Keynote presentation – Timothy Morton: Disgust Is Life.
9.00 – 10.30am Friday 6th November 2020
What happens when we take the human, and more specifically the bourgeois human, blinkers off the experience we call beauty? We realize that it is always fringed by disgust. We already have the right emotional chemical for being “scientific”—the mode in which we will care more sincerely for nonhuman beings. It’s called, rather surprisingly, ennui, an oscillation between enjoyment and disgust. This is a twelve-inch remix way of thinking about beauty—expanded for an ecological age in which it is clear that beauty was never a human-only affair. That’s a perfectly logical thing to say about the arguments on beauty of Immanuel Kant. I will be showing how Kantian beauty is far more strange and radical than we have often thought, and why beauty rather than the sublime is the path towards a more ecologically attuned art.

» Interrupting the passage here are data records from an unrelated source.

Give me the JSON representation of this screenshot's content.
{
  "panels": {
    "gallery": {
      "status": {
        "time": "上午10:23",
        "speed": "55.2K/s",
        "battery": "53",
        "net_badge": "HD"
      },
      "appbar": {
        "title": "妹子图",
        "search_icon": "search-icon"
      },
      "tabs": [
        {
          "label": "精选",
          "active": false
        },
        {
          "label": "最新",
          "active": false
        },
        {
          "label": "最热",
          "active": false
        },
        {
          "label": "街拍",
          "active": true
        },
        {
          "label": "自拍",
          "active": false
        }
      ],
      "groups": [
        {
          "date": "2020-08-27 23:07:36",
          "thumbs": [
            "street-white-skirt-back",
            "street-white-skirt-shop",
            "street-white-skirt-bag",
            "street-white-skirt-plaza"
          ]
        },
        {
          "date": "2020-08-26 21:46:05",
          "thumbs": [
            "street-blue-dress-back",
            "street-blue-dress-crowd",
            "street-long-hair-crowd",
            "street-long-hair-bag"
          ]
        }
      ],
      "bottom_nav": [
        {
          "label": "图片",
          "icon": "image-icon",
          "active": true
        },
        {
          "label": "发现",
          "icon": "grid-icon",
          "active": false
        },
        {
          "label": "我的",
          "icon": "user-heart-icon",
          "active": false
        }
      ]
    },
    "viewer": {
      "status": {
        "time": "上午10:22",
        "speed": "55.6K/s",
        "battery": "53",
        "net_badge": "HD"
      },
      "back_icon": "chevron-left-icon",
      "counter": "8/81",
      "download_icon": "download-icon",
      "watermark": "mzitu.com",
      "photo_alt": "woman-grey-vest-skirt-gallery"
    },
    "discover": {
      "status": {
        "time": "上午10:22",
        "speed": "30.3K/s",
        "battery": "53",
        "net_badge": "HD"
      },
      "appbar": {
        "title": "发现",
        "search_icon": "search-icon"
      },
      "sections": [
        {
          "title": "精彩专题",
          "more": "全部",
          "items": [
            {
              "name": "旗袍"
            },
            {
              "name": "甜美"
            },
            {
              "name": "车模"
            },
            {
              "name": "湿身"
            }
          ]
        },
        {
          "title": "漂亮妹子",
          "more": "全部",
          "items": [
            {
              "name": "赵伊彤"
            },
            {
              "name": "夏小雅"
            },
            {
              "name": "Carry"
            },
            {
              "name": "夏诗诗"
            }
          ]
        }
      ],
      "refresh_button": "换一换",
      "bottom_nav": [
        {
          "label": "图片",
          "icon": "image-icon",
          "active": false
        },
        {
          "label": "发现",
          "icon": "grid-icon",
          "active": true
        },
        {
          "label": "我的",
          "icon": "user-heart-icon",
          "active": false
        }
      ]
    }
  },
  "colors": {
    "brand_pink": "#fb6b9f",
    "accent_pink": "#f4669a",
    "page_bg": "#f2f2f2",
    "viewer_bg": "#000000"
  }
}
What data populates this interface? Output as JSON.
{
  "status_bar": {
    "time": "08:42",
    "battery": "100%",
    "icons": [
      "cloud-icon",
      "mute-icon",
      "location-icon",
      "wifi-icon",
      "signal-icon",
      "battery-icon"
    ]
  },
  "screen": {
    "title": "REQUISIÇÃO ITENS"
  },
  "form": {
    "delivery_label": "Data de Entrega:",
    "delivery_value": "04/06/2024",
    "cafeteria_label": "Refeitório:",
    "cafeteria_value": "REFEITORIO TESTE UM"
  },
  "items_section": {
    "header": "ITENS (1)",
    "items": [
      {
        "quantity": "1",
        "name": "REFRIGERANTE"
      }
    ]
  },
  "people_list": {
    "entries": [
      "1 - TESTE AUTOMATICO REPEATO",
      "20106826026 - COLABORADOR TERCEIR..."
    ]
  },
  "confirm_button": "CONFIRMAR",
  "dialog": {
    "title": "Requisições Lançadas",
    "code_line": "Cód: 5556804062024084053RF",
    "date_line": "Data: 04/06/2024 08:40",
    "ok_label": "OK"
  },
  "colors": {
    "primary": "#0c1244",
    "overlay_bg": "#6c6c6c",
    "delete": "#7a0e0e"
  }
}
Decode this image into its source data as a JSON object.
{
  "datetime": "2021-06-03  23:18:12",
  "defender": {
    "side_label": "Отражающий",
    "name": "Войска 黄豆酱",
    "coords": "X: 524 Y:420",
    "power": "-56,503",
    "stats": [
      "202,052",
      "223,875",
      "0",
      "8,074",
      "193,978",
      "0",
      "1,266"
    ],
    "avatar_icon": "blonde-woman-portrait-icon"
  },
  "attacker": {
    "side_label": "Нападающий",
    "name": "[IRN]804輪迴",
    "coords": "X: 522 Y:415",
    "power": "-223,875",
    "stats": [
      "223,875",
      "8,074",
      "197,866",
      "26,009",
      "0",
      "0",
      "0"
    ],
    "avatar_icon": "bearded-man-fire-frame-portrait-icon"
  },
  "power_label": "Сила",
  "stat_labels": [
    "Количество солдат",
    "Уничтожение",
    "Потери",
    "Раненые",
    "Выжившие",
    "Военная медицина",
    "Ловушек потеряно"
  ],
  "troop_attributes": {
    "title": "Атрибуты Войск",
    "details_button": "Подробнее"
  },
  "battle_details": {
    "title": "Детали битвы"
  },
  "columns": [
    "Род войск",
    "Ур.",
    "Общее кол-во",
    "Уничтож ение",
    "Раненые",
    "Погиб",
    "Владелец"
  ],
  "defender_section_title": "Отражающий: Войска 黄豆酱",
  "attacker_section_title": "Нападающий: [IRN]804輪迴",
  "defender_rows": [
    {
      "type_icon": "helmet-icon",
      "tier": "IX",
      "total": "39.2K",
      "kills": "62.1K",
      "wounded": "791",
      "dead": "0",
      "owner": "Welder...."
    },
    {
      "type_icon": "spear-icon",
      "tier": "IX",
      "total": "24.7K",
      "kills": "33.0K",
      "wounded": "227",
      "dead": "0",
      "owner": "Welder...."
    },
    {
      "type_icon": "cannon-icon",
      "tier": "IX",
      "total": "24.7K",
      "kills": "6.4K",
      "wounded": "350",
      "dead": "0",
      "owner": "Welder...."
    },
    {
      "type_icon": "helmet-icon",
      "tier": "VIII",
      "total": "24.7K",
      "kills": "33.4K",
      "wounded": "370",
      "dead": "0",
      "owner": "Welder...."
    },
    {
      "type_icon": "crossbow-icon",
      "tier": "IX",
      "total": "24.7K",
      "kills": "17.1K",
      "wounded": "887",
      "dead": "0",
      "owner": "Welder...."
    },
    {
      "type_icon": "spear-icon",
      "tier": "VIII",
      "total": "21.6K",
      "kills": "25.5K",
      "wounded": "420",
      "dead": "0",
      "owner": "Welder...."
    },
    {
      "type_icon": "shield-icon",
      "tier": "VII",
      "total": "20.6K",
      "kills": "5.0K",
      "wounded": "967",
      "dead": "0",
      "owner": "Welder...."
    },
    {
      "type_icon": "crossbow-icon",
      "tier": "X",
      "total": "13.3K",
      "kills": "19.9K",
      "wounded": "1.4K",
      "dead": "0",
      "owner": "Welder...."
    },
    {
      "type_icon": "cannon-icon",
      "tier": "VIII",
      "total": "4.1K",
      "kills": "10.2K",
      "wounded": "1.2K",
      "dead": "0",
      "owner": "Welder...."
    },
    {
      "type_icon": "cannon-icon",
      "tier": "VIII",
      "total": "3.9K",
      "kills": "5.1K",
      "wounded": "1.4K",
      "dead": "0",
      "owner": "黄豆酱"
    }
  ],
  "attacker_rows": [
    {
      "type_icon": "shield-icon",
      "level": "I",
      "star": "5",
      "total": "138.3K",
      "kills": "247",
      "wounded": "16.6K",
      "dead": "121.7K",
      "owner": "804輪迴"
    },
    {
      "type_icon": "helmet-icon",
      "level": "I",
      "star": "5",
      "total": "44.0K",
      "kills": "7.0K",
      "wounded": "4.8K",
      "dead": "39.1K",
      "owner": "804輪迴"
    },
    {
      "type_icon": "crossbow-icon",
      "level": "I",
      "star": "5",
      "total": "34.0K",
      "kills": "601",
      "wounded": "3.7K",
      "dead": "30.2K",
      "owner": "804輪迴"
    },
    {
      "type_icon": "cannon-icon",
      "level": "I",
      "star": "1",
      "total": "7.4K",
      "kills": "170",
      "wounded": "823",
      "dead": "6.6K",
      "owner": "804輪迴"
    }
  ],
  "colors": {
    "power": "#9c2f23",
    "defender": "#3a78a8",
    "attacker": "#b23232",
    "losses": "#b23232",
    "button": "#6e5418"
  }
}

Timothy Morton is Rita Shea Guffey Chair in English at Rice University. He has collaborated with Björk, Laurie Anderson, Jennifer Walshe, Hrafnhildur Arnadottir, Sabrina Scott, Adam McKay, Jeff Bridges, Justin Guariglia, Olafur Eliasson, and Pharrell Williams. Morton co-wrote and appears in Living in the Future’s Past, a 2018 film about global warming with Jeff Bridges. He is the author of the libretto for the opera Time Time Time by Jennifer Walshe. He is the author of Being Ecological (Penguin, 2018), Humankind: Solidarity with Nonhuman People (Verso, 2017), Dark Ecology: For a Logic of Future Coexistence (Columbia, 2016), Nothing: Three Inquiries in Buddhism (Chicago, 2015), Hyperobjects: Philosophy and Ecology after the End of the World (Minnesota, 2013), Realist Magic: Objects, Ontology, Causality (Open Humanities, 2013), The Ecological Thought (Harvard, 2010), Ecology without Nature (Harvard, 2007), 8 other books and 250 essays on philosophy, ecology, literature, music, art, architecture, design and food. Morton’s work has been translated into 10 languages. In 2014 Morton gave the Wellek Lectures in Theory.